Two quotes stood out from Antonius Block (played gracefully by a young Max von Sydow), a disillusioned knight returning home from the Crusades to plague-ridden Denmark. His wager with Death—being spared if he wins—sets him apart as a determined, sensitive, and thoughtful seeker. So his wrestling with God is keenly felt:
“Is it so terribly inconceivable to comprehend God with one’s senses? Why does he hide in a cloud of half-promises and unseen miracles? How can we believe in the faithful when we lack faith? What will happen to us who want to believe, but can not? What about those who neither want to nor can believe? Why can’t I kill God in me? Why does He live on in me in a humiliating way—despite my wanting to evict Him from my heart? Why is He, despite all, a mocking reality I can’t be rid of?”
Yet later, while enjoying a moment of solace amidst the chaos of his journey, he practices a Middle Ages form of mindfulness and calls out his gratitude:
“I shall remember this hour of peace: the strawberries, the bowl of milk, your faces in the dusk.

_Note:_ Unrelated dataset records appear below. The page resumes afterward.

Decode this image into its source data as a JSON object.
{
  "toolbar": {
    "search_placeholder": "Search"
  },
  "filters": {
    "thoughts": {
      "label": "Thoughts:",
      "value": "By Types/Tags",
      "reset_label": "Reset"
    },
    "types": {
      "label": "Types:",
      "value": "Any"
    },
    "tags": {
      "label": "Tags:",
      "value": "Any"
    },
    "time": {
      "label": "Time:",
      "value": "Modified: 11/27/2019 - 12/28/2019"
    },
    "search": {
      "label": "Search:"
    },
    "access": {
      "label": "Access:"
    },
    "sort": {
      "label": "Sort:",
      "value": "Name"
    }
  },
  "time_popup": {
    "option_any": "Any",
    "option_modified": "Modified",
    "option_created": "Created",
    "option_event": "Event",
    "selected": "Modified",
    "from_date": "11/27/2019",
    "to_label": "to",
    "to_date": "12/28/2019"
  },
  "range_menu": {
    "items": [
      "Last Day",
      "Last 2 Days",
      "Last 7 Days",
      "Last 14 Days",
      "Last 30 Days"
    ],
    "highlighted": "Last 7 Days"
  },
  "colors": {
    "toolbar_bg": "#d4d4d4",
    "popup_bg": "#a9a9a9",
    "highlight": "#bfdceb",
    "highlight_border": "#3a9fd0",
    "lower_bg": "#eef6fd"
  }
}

Mikael asleep, Jof with his lute. I shall remember our words, and shall bear this memory between my hands as carefully as a bowl of fresh milk. And this will be a sign, and a great content.”
This is only the third Ingmar Bergman film I’ve seen after Winter Light and Wild Strawberries. My regard for Bergman has shot up based on the caliber of these three alone. God bless Kanopy (free with a library card) for making it available. Looking forward to discovering more.